- **Exercise prompt**:
How many of the lines below contain "Syslog"? Answer with that number alone.

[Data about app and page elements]

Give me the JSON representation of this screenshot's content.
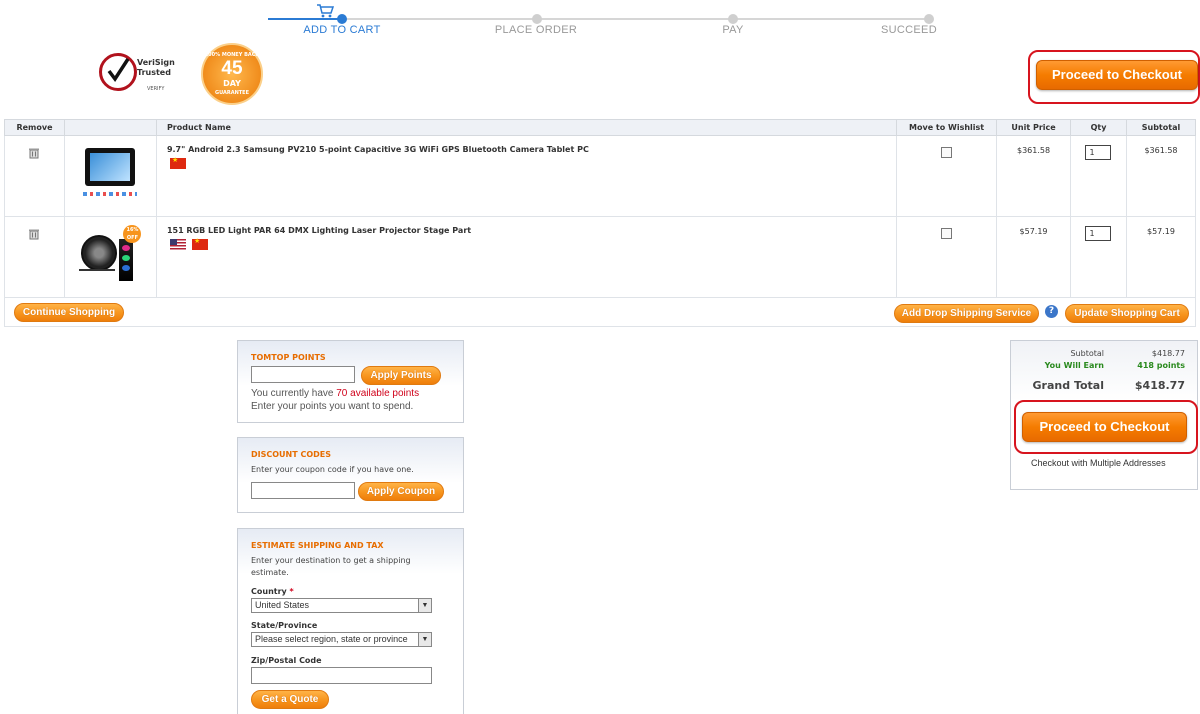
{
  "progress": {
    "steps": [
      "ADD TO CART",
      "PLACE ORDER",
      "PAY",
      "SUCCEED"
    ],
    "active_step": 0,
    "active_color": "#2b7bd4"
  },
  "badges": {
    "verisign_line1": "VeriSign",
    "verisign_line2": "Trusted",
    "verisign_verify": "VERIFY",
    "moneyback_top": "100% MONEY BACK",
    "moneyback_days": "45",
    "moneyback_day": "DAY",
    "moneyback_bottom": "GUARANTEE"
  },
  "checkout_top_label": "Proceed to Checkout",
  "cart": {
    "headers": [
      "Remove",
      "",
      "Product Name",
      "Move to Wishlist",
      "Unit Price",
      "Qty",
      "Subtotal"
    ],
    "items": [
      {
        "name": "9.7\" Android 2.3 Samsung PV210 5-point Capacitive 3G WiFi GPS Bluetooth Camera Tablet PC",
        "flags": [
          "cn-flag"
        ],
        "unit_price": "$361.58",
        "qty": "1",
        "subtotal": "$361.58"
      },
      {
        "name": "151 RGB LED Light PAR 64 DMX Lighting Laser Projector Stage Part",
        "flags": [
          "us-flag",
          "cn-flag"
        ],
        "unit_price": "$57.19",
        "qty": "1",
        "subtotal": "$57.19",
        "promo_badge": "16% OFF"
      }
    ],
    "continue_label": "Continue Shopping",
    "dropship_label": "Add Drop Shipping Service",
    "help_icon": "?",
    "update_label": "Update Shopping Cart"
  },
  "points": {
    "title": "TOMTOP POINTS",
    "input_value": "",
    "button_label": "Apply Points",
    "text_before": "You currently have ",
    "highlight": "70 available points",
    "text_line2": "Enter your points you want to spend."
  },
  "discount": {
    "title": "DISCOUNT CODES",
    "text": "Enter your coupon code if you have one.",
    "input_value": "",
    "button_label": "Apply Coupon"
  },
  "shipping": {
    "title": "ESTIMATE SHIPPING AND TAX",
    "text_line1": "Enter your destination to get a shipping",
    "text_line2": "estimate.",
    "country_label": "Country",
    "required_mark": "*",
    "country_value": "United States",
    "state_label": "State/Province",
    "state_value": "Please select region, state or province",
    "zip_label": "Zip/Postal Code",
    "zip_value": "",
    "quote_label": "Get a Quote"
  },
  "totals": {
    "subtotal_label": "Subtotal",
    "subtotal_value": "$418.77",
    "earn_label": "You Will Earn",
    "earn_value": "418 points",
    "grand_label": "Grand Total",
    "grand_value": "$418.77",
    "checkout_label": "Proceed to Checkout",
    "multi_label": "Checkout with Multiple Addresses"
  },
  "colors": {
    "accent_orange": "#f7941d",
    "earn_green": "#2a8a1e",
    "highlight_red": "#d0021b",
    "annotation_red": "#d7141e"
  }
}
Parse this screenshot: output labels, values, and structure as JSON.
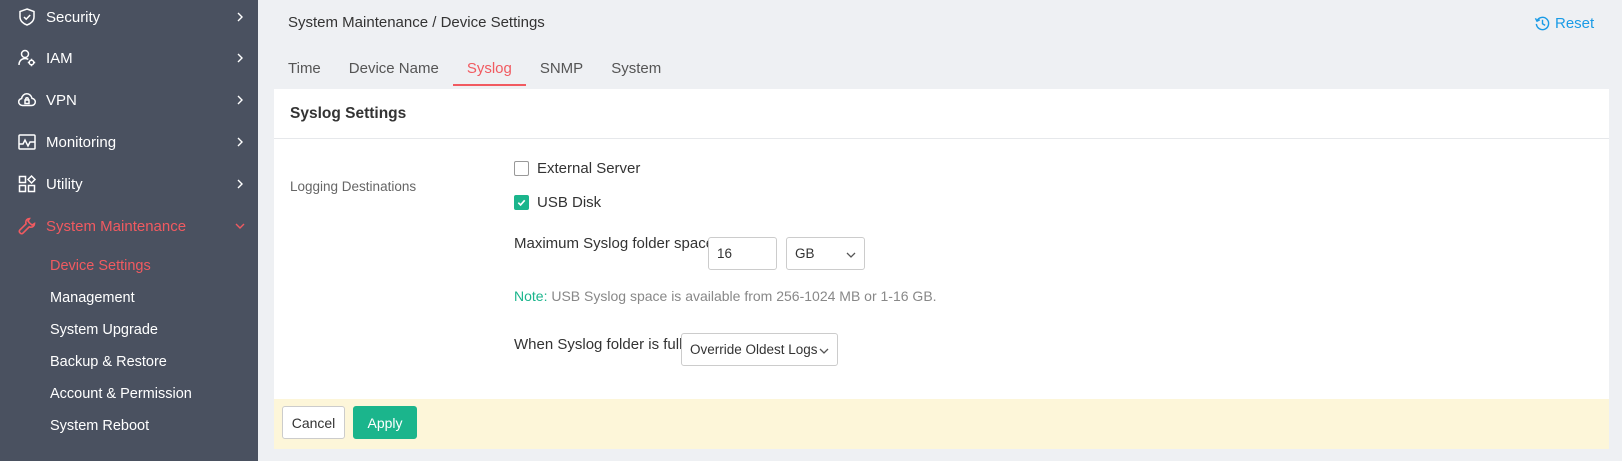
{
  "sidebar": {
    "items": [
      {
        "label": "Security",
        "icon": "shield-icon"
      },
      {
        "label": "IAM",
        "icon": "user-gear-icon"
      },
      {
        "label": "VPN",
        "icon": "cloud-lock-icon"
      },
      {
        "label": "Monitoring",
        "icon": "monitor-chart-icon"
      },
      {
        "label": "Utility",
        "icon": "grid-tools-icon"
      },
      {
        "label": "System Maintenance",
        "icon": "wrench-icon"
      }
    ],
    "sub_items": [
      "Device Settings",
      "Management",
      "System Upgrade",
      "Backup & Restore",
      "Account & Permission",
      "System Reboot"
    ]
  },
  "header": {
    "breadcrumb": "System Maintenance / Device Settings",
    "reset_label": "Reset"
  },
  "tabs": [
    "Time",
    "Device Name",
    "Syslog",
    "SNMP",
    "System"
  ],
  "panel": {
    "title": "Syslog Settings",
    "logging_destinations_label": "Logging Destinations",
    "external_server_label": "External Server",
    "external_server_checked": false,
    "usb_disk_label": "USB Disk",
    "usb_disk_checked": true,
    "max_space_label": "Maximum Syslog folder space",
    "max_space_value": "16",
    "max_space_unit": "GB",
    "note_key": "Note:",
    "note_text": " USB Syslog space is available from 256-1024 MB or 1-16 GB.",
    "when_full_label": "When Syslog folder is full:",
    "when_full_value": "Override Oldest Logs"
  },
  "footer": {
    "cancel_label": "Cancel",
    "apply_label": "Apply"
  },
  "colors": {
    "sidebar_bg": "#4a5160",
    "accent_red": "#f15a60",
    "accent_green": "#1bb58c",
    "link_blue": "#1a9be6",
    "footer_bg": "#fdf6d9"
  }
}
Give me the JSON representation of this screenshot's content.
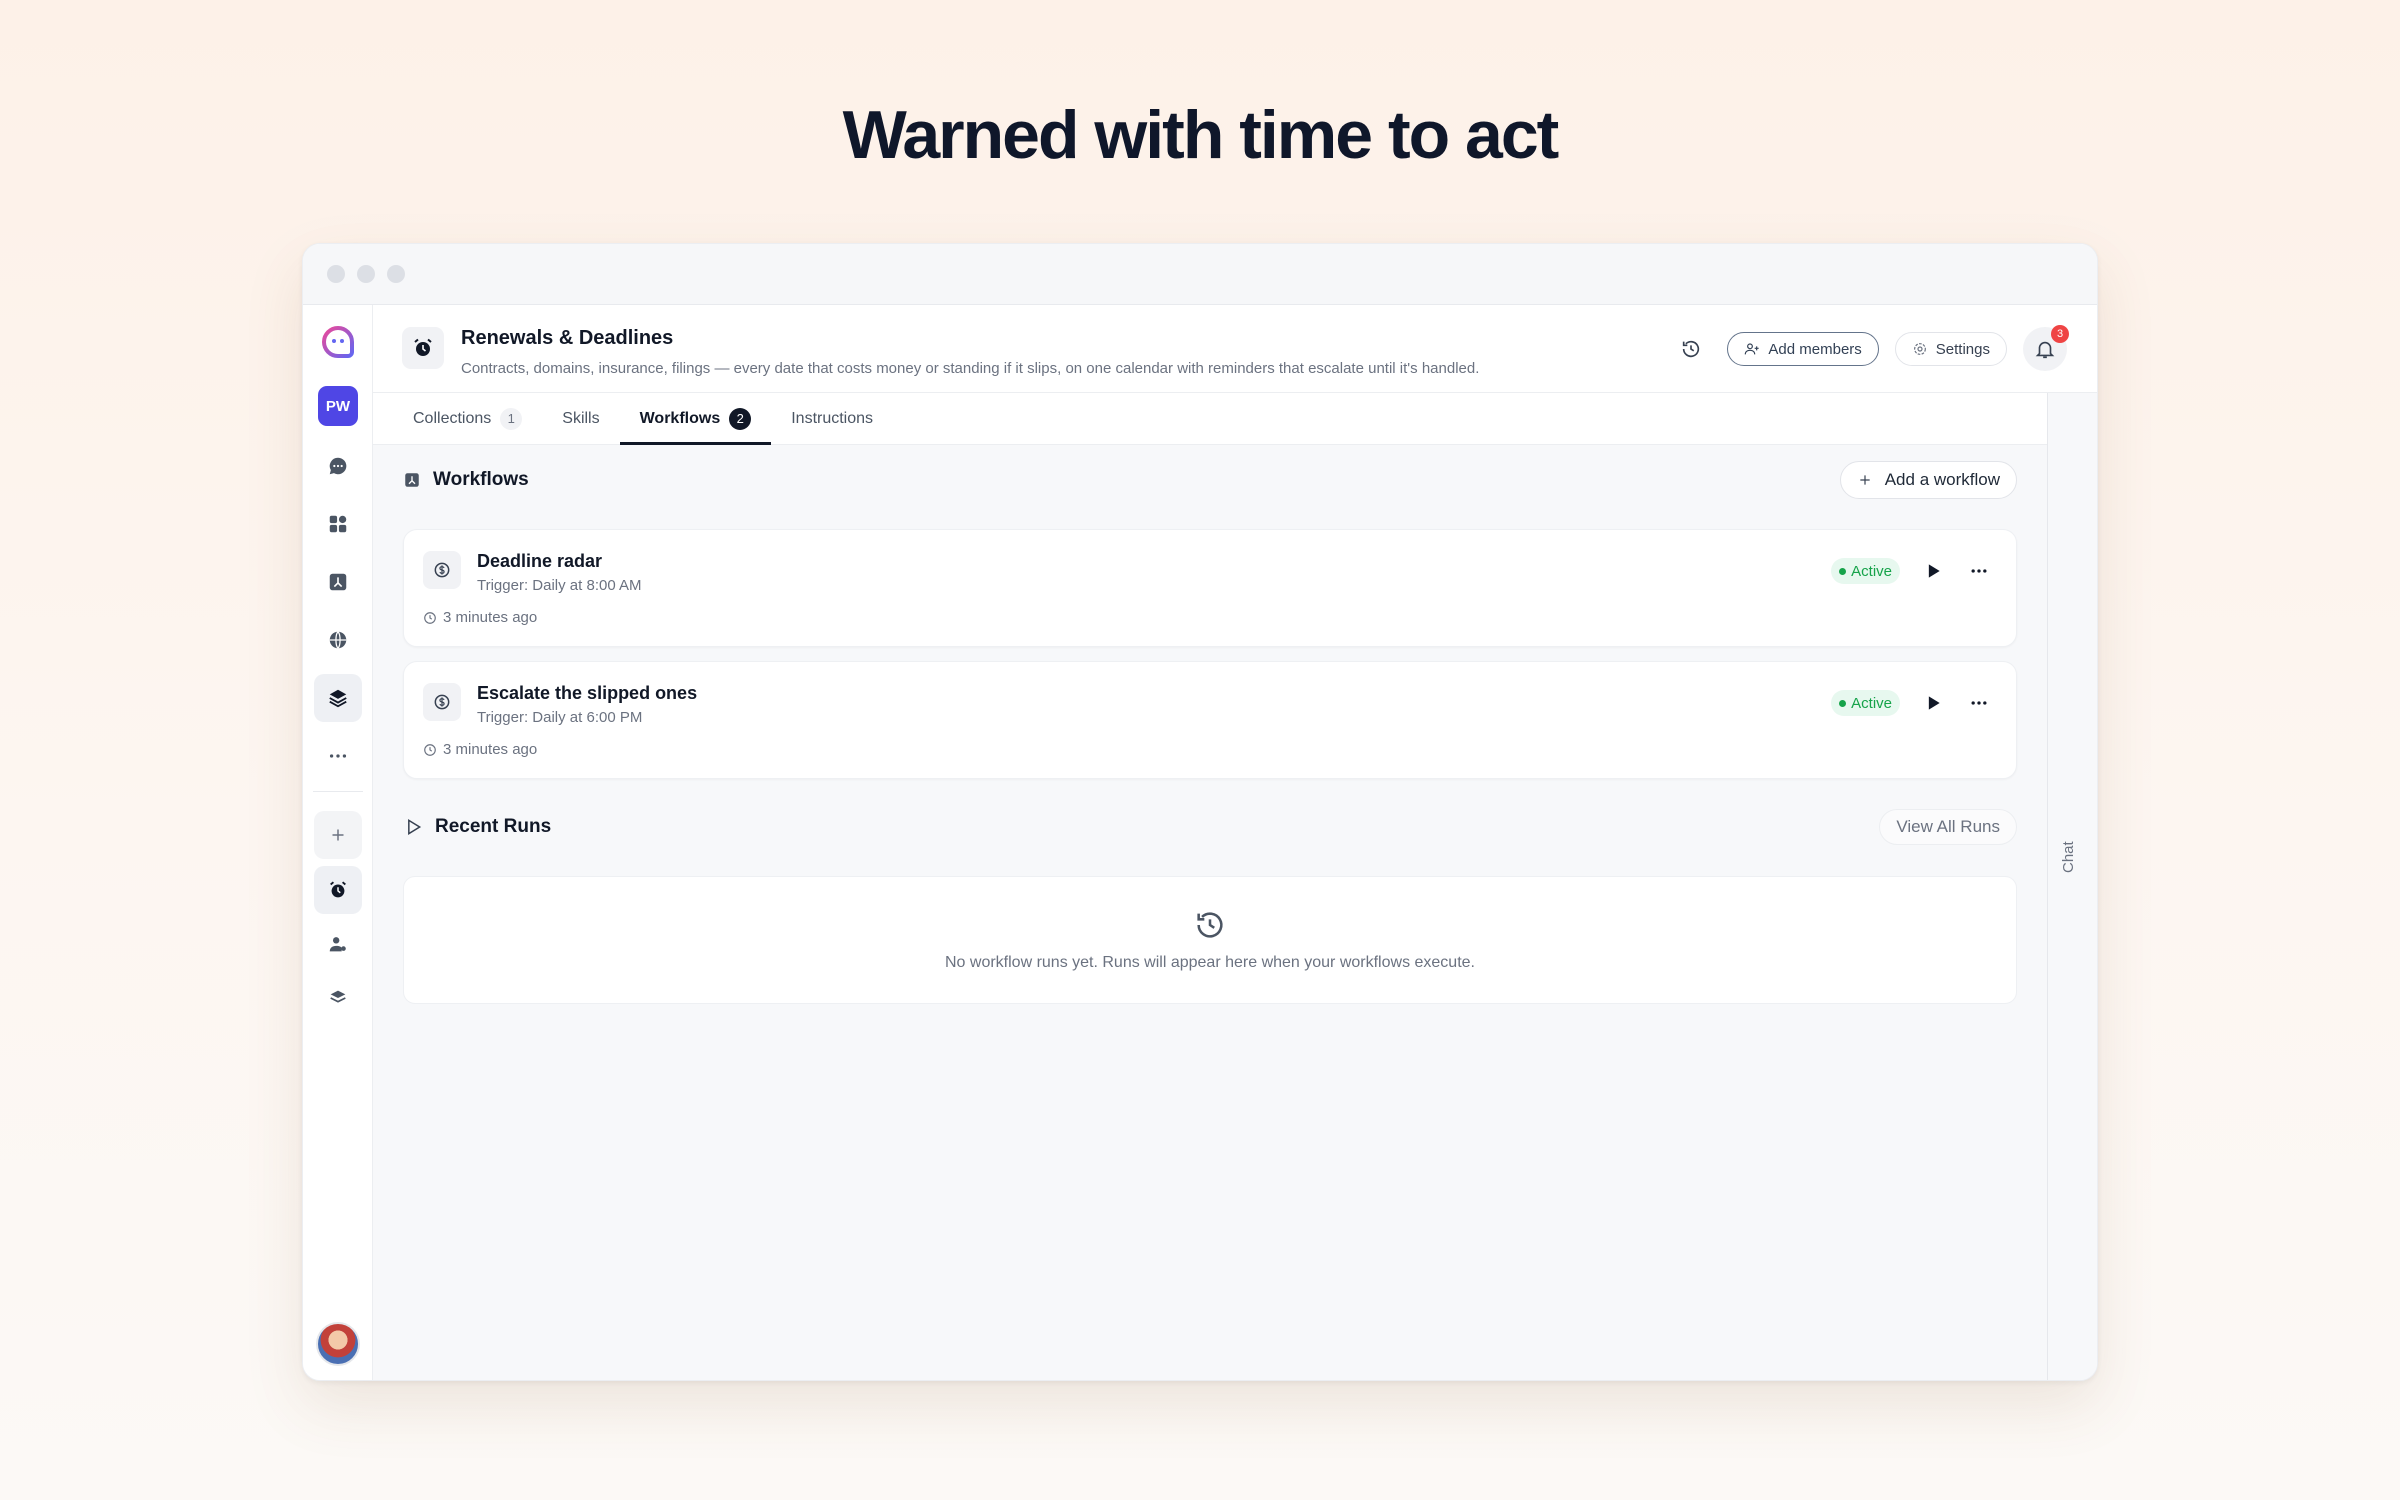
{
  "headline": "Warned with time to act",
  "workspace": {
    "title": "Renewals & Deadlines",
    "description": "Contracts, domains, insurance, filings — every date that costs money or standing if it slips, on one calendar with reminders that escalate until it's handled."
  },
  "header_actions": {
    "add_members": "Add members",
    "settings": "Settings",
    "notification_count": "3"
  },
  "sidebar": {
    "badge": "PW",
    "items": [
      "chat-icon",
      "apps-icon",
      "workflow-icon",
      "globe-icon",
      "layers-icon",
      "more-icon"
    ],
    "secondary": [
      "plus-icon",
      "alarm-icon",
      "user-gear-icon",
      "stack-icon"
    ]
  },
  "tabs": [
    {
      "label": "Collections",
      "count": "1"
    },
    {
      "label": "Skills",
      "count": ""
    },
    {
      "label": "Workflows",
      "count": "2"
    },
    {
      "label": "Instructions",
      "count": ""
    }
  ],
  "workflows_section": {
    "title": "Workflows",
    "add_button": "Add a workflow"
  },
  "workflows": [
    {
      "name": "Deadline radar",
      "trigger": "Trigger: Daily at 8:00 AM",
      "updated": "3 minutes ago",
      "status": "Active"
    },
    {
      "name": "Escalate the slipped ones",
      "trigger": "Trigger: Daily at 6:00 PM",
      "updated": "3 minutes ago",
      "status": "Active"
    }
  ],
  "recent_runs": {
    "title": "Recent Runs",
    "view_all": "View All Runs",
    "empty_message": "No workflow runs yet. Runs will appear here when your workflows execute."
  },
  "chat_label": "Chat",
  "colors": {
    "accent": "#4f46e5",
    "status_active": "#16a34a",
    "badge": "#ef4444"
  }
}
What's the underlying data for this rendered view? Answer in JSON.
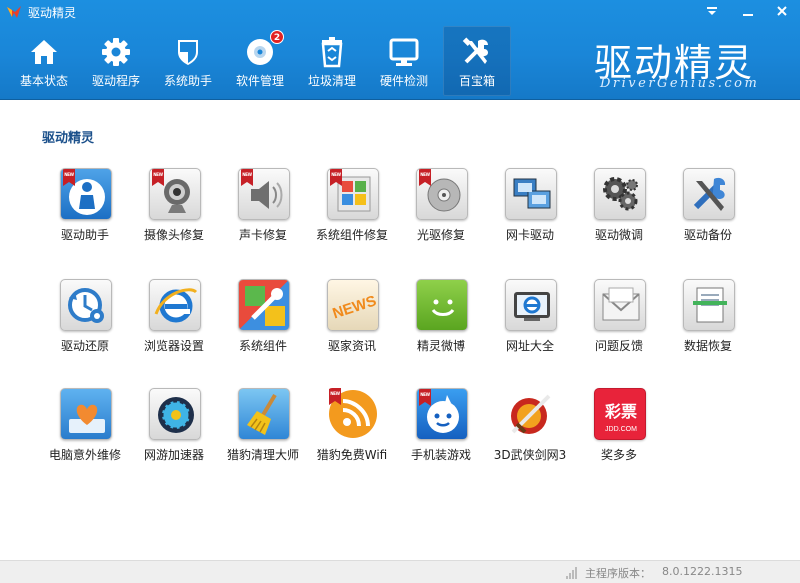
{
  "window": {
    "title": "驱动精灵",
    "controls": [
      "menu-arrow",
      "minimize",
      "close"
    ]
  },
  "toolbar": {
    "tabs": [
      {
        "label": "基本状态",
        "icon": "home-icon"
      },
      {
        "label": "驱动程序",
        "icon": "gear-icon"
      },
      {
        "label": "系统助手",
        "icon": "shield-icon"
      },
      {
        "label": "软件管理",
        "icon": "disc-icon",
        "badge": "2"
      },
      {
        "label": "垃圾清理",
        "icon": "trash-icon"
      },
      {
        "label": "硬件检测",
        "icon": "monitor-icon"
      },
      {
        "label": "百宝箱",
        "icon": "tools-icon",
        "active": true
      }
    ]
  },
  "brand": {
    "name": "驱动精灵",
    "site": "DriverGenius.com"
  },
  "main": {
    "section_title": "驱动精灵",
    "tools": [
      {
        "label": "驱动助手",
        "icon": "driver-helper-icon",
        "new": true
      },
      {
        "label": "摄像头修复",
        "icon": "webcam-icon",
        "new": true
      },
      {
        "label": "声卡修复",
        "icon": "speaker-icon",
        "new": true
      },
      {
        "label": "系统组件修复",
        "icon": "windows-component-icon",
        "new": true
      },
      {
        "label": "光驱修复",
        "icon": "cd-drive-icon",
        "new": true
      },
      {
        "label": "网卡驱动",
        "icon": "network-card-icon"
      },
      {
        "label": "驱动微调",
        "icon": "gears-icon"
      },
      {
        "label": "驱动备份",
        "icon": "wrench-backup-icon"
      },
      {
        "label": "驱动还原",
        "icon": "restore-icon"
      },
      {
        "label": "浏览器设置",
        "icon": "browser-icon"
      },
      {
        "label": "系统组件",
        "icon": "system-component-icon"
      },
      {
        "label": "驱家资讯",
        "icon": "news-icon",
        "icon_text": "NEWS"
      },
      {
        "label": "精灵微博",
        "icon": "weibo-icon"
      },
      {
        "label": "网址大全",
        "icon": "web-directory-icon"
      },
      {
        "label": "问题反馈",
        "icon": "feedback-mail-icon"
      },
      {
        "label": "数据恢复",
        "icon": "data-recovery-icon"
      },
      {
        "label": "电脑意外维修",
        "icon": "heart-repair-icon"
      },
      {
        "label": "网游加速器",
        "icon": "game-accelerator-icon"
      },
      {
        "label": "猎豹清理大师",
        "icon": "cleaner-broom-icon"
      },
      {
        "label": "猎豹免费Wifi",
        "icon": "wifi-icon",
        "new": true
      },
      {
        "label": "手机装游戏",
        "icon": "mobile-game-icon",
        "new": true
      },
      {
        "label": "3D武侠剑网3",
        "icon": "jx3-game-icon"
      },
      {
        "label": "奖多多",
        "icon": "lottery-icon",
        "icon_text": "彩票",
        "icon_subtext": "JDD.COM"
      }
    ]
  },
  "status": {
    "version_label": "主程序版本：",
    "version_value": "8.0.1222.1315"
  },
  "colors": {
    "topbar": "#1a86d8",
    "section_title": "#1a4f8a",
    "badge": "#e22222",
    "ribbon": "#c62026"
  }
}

- **Your response**:
5